Goldie Hawn, Billy Bob Thornton, and Jay McInerney made news the week of May 23, 1997

FACE VALUE: Think twice before getting romantically involved with Bright Lights, Big City author Jay McInerney — you just might catch the writing bug. Three years ago, McInerney’s first wife, Merry, wrote an acrimonious roman a clef, Burning Down the House. Now, current wife Helen Bransford has penned Welcome to Your Facelift — a soothing guide for fellow cosmetic-surgery patients. Bransford, 49, seven years McInerney’s senior, says she was inspired to go under the knife when hubby came home aglow after interviewing Julia Roberts and reassured his wife that he’d told the star ”all about you…everything but your age.” Ouch.

TYPECASTING: In 1996, Little, Brown looked outside the book industry when it needed a new publisher, appointing Newsweek‘s Sarah Crichton.

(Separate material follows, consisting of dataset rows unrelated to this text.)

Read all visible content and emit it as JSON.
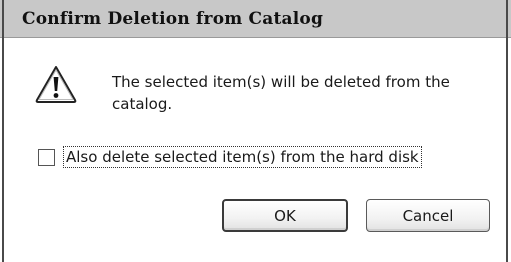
{
  "dialog": {
    "title": "Confirm Deletion from Catalog",
    "message": "The selected item(s) will be deleted from the catalog.",
    "icon": "warning-icon",
    "checkbox": {
      "label": "Also delete selected item(s) from the hard disk",
      "checked": false
    },
    "buttons": {
      "ok": "OK",
      "cancel": "Cancel"
    }
  }
}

Now Morrow has hired Betty Nichols Kelly — who for 14 years was the fiction and books editor at Hearst’s Cosmopolitan — as editor in chief of its adult trade division. At Cosmo, Kelly published the likes of Danielle Steel, Judith Krantz, Gail Godwin, and Joyce Carol Oates — ”a mix I’d like to continue at Morrow,” she says.

FIRST SCRIBES CLUB: Goldie Hawn apparently has an autobiography in the works tentatively titled How to Be Happy. According to one insider, Doubleday offered $2.5 million but was turned down by Hawn’s literary agent, Amanda ”Binky” Urban, as was HarperCollins, which bid $1.5 million. Finally, Urban approved a seven-figure offer from Broadway Books (a sister imprint of Doubleday). Will Hawn, who’s in negotiation to do the movie version of the Broadway musical Chicago, have time to write the book? Broadway editor in chief John Sterling had no comment. Urban didn’t return calls.

I RECKON NOT: Given his recent marital woes, Billy Bob Thornton’s memoir might be titled How to Be Unhappy. But contrary to a report in Hollywood trade mag Variety, such a book ain’t being offered. Thornton’s agent, Todd Harris, says that though a slew of publishers have been breathing down the actor-director-writer’s red neck, ”it’s not something he plans to do.”